photo: Our final paper prototype

Digital Mockup

figma link:

prototype link:

Before transferring the design from paper to digital, we revised the interfaces again according to additional feedback we received. We deleted all the redundant home buttons, keeping one home button on the top-left corner of each frame. Then generally following the prototype design, we developed the digital version of it.

photo: Home screen, start pages of main functions supported by the design
photo: An overview of all frames

As the home page implies, locating foraging areas and identifying mushroom species are the two primary tasks the design aims to help with.

● Locating: Identifying foraging areas offers both macro and micro areas that are suitable for fungal growth. The Search function provides users possible places with flourishing mushrooms according to their locations. Using the Search feature, users are required to input their current locations. Then the product will display a list of macro areas where could be ideal locations for mushroom foraging. Users can click each option to get more details of the place, such as temperature, distance, popularity, potential mushroom species found, and so on. On the other hand, the Tips feature provides users with information of micro areas where mushrooms grow abundantly. According to the local temperature and humidity, Tips gives suggestions on where to look in order to find mushrooms with high probability. Following the guidance of the Tips should help users to find mushrooms successfully.

● Identification: Users have two options for mushroom identification; a Quick Scan and a Full Scan. When users select the Quick Scan option, they are taken to a camera window that they can use to perform image recognition on a mushroom they have on hand. The user is prompted with as specific information as can be provided from this visual analysis, including the most likely species (if identifiable) and any potential lookalikes or dangers. A Full Scan is a longer process that a forager can do after a foraging trip. The Full Scan option guides users through the longer process of identifying a mushroom, including the same option for image verification from the Quick Scan as well as providing instructions for how to perform a spore print and a smell test and helps users pinpoint the exact mushroom they’ve collected.

In order to provide wonderful user experience, we tested our preliminary mockup and made some modifications based on the feedback we received.

● We unified the style of our design. Since we had worked on separate parts of the design concurrently, we had inconsistent designs for buttons, screen headers, and other parts of the user experience. These inconsistencies were corrected by picking one design and using that everywhere in our mockup. All functions of our app now have a consistent and cohesive user experience, which strengthened the connections between each function.

● In Search, we added an accurate search function to allow users to search by the location name. In this case, all the other filter conditions were disabled since the name itself could uniquely identify a place. This provides convenience for users who prefer to look for information on specific foraging locations, or who already know where they want to go.

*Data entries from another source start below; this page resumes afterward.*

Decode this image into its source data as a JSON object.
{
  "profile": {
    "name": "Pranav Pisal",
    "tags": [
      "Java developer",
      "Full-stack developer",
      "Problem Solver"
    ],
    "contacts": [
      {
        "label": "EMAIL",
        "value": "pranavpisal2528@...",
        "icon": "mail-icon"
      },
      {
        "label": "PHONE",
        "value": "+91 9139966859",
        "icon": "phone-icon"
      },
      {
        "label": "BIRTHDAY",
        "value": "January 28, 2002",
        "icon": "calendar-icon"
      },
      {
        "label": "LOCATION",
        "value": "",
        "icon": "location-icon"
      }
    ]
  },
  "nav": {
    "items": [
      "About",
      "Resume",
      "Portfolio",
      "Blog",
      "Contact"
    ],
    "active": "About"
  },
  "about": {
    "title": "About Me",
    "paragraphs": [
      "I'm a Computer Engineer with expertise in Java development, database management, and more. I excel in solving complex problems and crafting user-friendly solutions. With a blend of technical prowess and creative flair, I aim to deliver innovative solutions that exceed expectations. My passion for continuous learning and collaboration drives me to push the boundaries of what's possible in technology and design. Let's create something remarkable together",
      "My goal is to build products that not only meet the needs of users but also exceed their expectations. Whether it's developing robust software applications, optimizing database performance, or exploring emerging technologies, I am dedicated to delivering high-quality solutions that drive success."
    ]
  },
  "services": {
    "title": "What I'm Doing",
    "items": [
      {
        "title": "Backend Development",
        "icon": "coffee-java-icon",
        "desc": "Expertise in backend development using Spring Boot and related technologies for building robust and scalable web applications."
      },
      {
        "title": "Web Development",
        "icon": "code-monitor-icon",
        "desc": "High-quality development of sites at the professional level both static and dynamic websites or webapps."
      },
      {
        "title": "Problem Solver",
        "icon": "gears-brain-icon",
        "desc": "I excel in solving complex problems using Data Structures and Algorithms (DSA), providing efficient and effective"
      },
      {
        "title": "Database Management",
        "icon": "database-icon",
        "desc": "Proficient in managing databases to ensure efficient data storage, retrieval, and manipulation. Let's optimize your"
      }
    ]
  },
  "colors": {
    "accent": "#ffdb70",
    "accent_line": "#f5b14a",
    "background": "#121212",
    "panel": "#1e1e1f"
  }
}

● In the preliminary mockup, we limited the conditions that were applied in search for simplicity. Our final version supported all possible combinations of the conditions using the checkboxes in Search, which brings users higher flexibility and control.

● We deleted redundant components in the design. On some pages, the back button would directe users to the home page, which served the same function as the home button. We removed the home button on these frames to offer a cleaner look without confusions and repetitions.


Locating and Identification are two primarily influential factors of a successful mushroom foraging experience. There are many life-threatening dangers hidden in the two processes. Spending a quarter-long time working on a solution to them, we truly hope users can have safe and smooth trips with the use of our design, which can not only save their time on referring to online resources of foraging locations, but also provide them with accurate and professional information of mushroom identification.



CSE 440 Staff

University of Washington Computer Science, Intro to Human Computer Interaction